I had the pleasure of meeting Willie over 30 years ago when I was a host and producer at WLRH-FM, Huntsville’s flagship NPR station. We kept in touch sparingly through the years, but each conversation or encounter was meaningful.
Willie was famous in academic and jazz circles. He taught in the school of music at his alma mater, Yale University, for 46 years, commuting between New Haven, Conn., and his Alabama home in Killen.
Decades before his tenure at Yale, Willie had become a professor of living life. Some Hollywood producer should turn his autobiography “A Call to Assembly” into a movie.
Willie grew up in Sheffield, but moved up to Evansville, Indiana as a child to live with his father. By 14, he was already playing the drums and piano but decided to join the Army to improve his chances at becoming a professional musician. Willie forged his father’s signature on the paperwork to enlist, getting his blessing only hours before he got on the Army bus to leave.
Two years later, Willie joined the 766 Army Air Corps band in Columbus, Ohio, which put him on the same base as the famous Tuskegee Airmen.
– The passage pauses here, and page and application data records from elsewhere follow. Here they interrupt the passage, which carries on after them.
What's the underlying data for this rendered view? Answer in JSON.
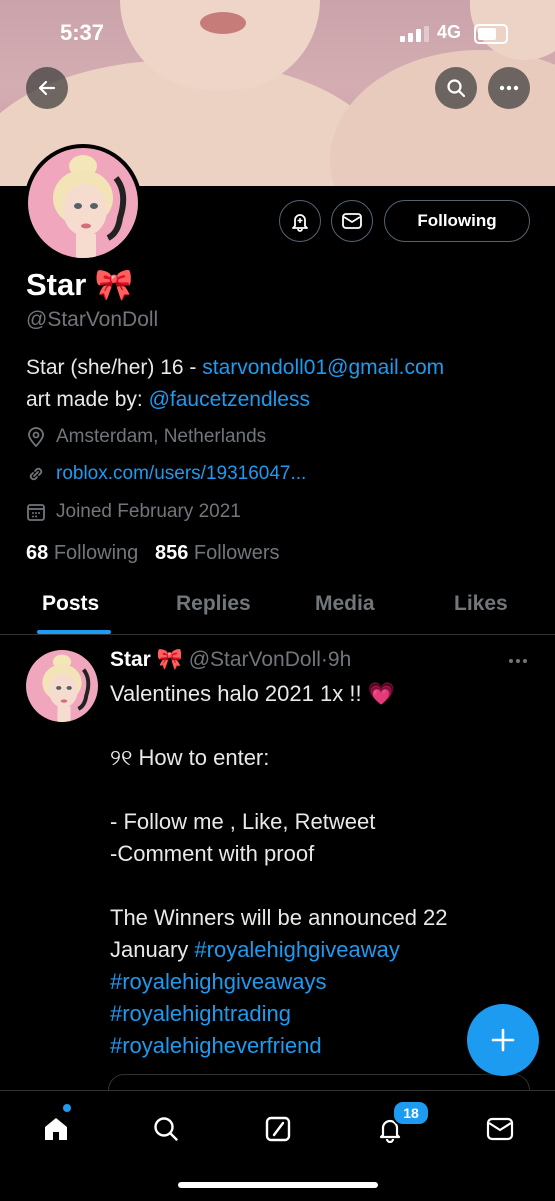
{
  "status_bar": {
    "time": "5:37",
    "network": "4G"
  },
  "profile": {
    "name": "Star 🎀",
    "handle": "@StarVonDoll",
    "bio_line1_text": "Star (she/her) 16 - ",
    "bio_line1_link": "starvondoll01@gmail.com",
    "bio_line2_text": "art made by: ",
    "bio_line2_link": "@faucetzendless",
    "location": "Amsterdam, Netherlands",
    "website": "roblox.com/users/19316047...",
    "joined": "Joined February 2021",
    "following_count": "68",
    "following_label": "Following",
    "followers_count": "856",
    "followers_label": "Followers",
    "follow_button": "Following"
  },
  "tabs": [
    "Posts",
    "Replies",
    "Media",
    "Likes"
  ],
  "post": {
    "name": "Star 🎀",
    "handle": "@StarVonDoll",
    "sep": "·",
    "time": "9h",
    "line1": "Valentines halo 2021 1x !! 💗",
    "line2": "୨୧ How to enter:",
    "line3": "- Follow me , Like, Retweet",
    "line4": "-Comment with proof",
    "line5": "The Winners will be announced 22",
    "line6_text": "January ",
    "tag1": "#royalehighgiveaway",
    "tag2": "#royalehighgiveaways",
    "tag3": "#royalehightrading",
    "tag4": "#royalehigheverfriend"
  },
  "notifications_badge": "18",
  "colors": {
    "accent": "#1d9bf0",
    "background": "#000000",
    "muted": "#71767b"
  }
}
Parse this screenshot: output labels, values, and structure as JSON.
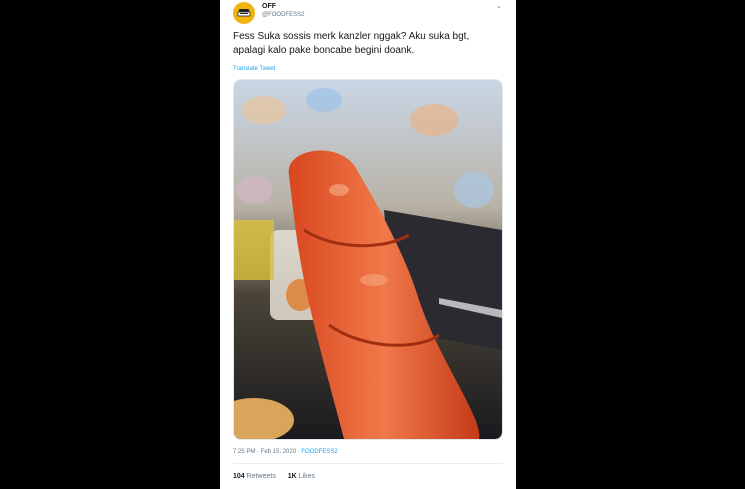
{
  "tweet": {
    "display_name": "OFF",
    "handle": "@FOODFESS2",
    "text": "Fess Suka sossis merk kanzler nggak? Aku suka bgt,\napalagi kalo pake boncabe begini doank.",
    "translate_label": "Translate Tweet",
    "time": "7:25 PM · Feb 15, 2020 · ",
    "source": "FOODFESS2",
    "retweets_count": "104",
    "retweets_label": "Retweets",
    "likes_count": "1K",
    "likes_label": "Likes"
  },
  "icons": {
    "avatar": "foodfess-logo",
    "menu": "chevron-down-icon"
  }
}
While there, he met his life-long musical partner, pianist Ivory “Dwike” Mitchell. After their stints in the Army, Willie and “Dwike” – what a cool nickname for a musician – formed the Mitchell-Ruff Duo, often opening shows for Louis Armstrong, Duke Ellington, Miles Davis, Count Basie, Sarah Vaughn, Dizzy Gillespie, and others. By then Willie’s instruments of choice were the French horn and the double or upright bass.
My bond with Willie was sealed when we met in the late 1980s at WLRH. With exuberance, he told me about hearing the Oakwood College Aeolians on the radio and driving from the Shoals to Huntsville to learn more about this amazing choir. I burst with pride as a proud Oakwood alumnus and was fascinated as he shared the musical motivation for his spontaneous road trip.
It wasn’t just that the Aeolians, then led by the iconic Alma “Ma” Blackmon, were an awesome choir. It was that they were preserving the art of four-part choral harmony. Willie told me that this musical configuration was disappearing in the Black community, largely because church choirs were shifting to three-part harmonic arrangements.
That may have been my first look at Willie the ethnomusicologist. What I didn’t know was that there was much more to come. Willie researched other fascinating connections between music and culture, including his study of the connections between African American spirituals, Native American musical traditions, and Psalm singing in the Scottish Hebrides. During a trip to Central African Republic, he found rhythmic connections between rural Pygmy tribes, jazz drumming and the African-American hambone.
Willie Ruff was a fascinating man. Every opportunity to talk with him was an adventure, including our interview that helped me create this NPR story about Lift Every Voice and Sing, also known as the Black National Anthem.
The last time I saw Willie was at the W.C. Handy Festival, probably in the early 2000s, when Take 6 headlined it. Because the 10-time Grammy winners and I have been friends for years and shared a connection with Oakwood College (now University), Willie recommended that I introduce them. I chatted with Willie before going backstage to hang with the guys. He was as charming as always.
I’m told Willie died in a place I know he loved, his rustic home in the woods of Killen. He had me meet him there once. It was a fascinating combination of wood-and-stone, more hunting lodge than house. I think he said he did a lot of the construction himself.
I’ll always remember Willie’s bright, impish smile and laugh. Bursting with energy and curiosity. He was 92 when he died, but I suspect he was actually 92 going on 22 – forever young.